These issues impose a new degree of schema complexity unlike that realistically supported by many insurers’ current environments.
The importance of data quality, relevance and security are magnified considerably when we turn our attention to new technology trends. Consider the data structure issues associated with three innovations.
While analytical software makes adjustments for missing or skewed data, the best predictive models are built from high quality data. One quality dimension is granularity. Highly granular transactional data are usually expensive and cumbersome for analytics. Summarize the data too much, however, and data lose predictive power.
Pre-categorizing continuous quantitative data save storage and processing costs, but modeling efforts derive predictive power from grouping or “binning” data variables in segments most relevant to the analysis. For example, using age to predict automotive accident probabilities might show that fine groupings of the youngest and oldest drivers are useful but drivers in the middle years can be lumped together.
IT leaders should proactively engage the full range of business analysts, statisticians, and business subject matter experts to identify key modeling variables and explore the required granularity.
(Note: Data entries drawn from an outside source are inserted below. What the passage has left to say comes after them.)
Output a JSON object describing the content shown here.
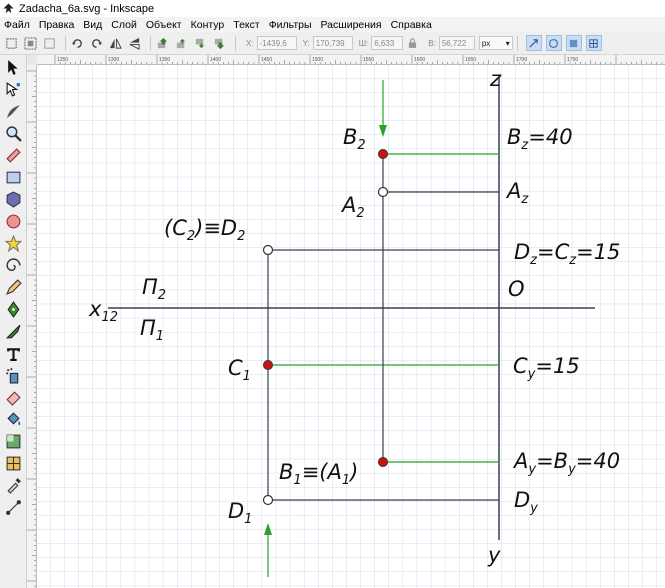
{
  "window": {
    "title": "Zadacha_6a.svg - Inkscape"
  },
  "menu": [
    "Файл",
    "Правка",
    "Вид",
    "Слой",
    "Объект",
    "Контур",
    "Текст",
    "Фильтры",
    "Расширения",
    "Справка"
  ],
  "toolbar": {
    "x_label": "X:",
    "x_value": "-1439,6",
    "y_label": "Y:",
    "y_value": "170,739",
    "w_label": "Ш:",
    "w_value": "6,633",
    "h_label": "В:",
    "h_value": "56,722",
    "unit": "px"
  },
  "ruler": {
    "top_labels": [
      "1250",
      "1300",
      "1350",
      "1400",
      "1450",
      "1500",
      "1550",
      "1600",
      "1650",
      "1700",
      "1750"
    ]
  },
  "tools": [
    "selector-tool",
    "node-tool",
    "tweak-tool",
    "zoom-tool",
    "measure-tool",
    "rectangle-tool",
    "3d-box-tool",
    "ellipse-tool",
    "star-tool",
    "spiral-tool",
    "pencil-tool",
    "pen-tool",
    "calligraphy-tool",
    "text-tool",
    "spray-tool",
    "eraser-tool",
    "paint-bucket-tool",
    "gradient-tool",
    "mesh-tool",
    "dropper-tool",
    "connector-tool"
  ],
  "drawing": {
    "colors": {
      "line": "#3a3f52",
      "green": "#2aa02a",
      "red_point": "#cc1111",
      "grid": "#c9cde6"
    },
    "labels": {
      "z": "z",
      "y": "y",
      "x12_main": "x",
      "x12_sub": "12",
      "pi2_main": "Π",
      "pi2_sub": "2",
      "pi1_main": "Π",
      "pi1_sub": "1",
      "O": "O",
      "B2_main": "B",
      "B2_sub": "2",
      "A2_main": "A",
      "A2_sub": "2",
      "C2D2_a": "(C",
      "C2D2_b": "2",
      "C2D2_c": ")≡D",
      "C2D2_d": "2",
      "C1_main": "C",
      "C1_sub": "1",
      "B1A1_a": "B",
      "B1A1_b": "1",
      "B1A1_c": "≡(A",
      "B1A1_d": "1",
      "B1A1_e": ")",
      "D1_main": "D",
      "D1_sub": "1",
      "Bz_main": "B",
      "Bz_sub": "z",
      "Bz_val": "=40",
      "Az_main": "A",
      "Az_sub": "z",
      "DzCz_a": "D",
      "DzCz_b": "z",
      "DzCz_c": "=C",
      "DzCz_d": "z",
      "DzCz_e": "=15",
      "Cy_main": "C",
      "Cy_sub": "y",
      "Cy_val": "=15",
      "AyBy_a": "A",
      "AyBy_b": "y",
      "AyBy_c": "=B",
      "AyBy_d": "y",
      "AyBy_e": "=40",
      "Dy_main": "D",
      "Dy_sub": "y"
    }
  }
}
Without insight into the nature of these predictor variables, the data value may—ultimately—be quite limited.
Understanding relationships among constituents is critical to creating meaningful relationships in the database environment. The advent of digital social networks requires the linking of a much broader array of participants in the insurance ecosystems from a variety of public, commercial and proprietary sources.
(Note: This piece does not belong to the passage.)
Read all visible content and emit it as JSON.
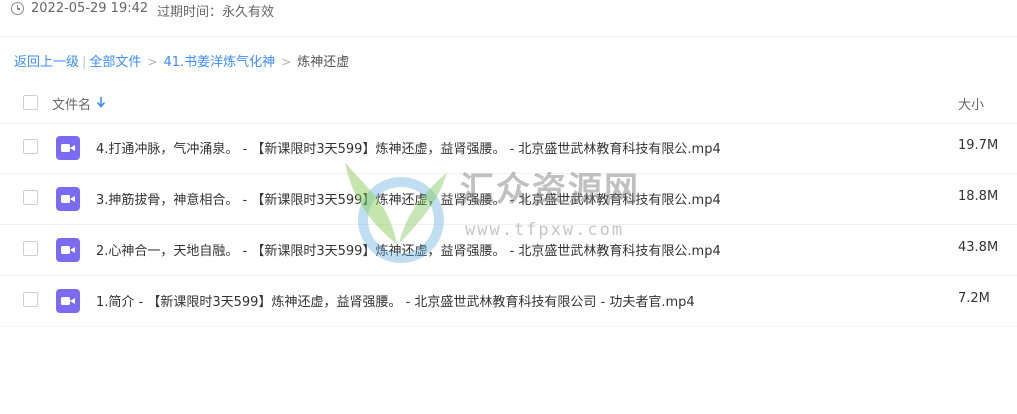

For example, claims organizations are finding the ability to link and track relationships among claimants, providers, corporations and attorneys especially useful for identifying fraud and excessive treatment. Creating and maintaining these linkages, however, is a complex data undertaking.
Both the constituents in the network and their relationships must be managed as data entities and continuously refreshed. In most cases, insurers are likely to find that social networks linking data outside their organization are best licensed from specialized commercial providers.
Data inside their organization, however, will likely prove a significant competitive differentiator and insurers should manage these as proprietary intellectual property.
Insurers have long known the geo-spatial relationships can help explain a range of outcomes. Provider treatment patterns can vary regionally based on regional medical training and presence of specialized facilities.
Fraud tends to cluster geographically. While measuring these relationships has historically been cumbersome, innovations in location intelligence technology make it far easier to collect and analyze geographic data.
These technologies include free geographic information system (GIS) tools, digital data and imagery as well as mashups (combinations of data from two or more sources to create new data). For instance, digital images from accident scenes may soon be instantly transmitted to an insurer, their contents digitized and codified as predictive attributes and immediately used to improve severity scoring and claims assignment at first notice of loss.
To prepare for location data use, IT leaders must understand the unique nature of geo-spatial data and its retrieval. Users of mapping and GIS tools from search engines must be aware of differences in geocoding accuracy. When a precise location a house or building is required, for example, parcel geocoding delivers more accurate results than street-level geocoding.
Taken together, the rising tide of data availability combined with new technology innovations create a potential boon for insurance business leaders and new challenges for those tasked with managing the data. Insurers can profitably ride this wave by developing a clearer of sense of what data has meaning, creating flexibility to add new types of data into existing environments, and imposing simplicity wherever possible in the structure of their data schemas and management practices.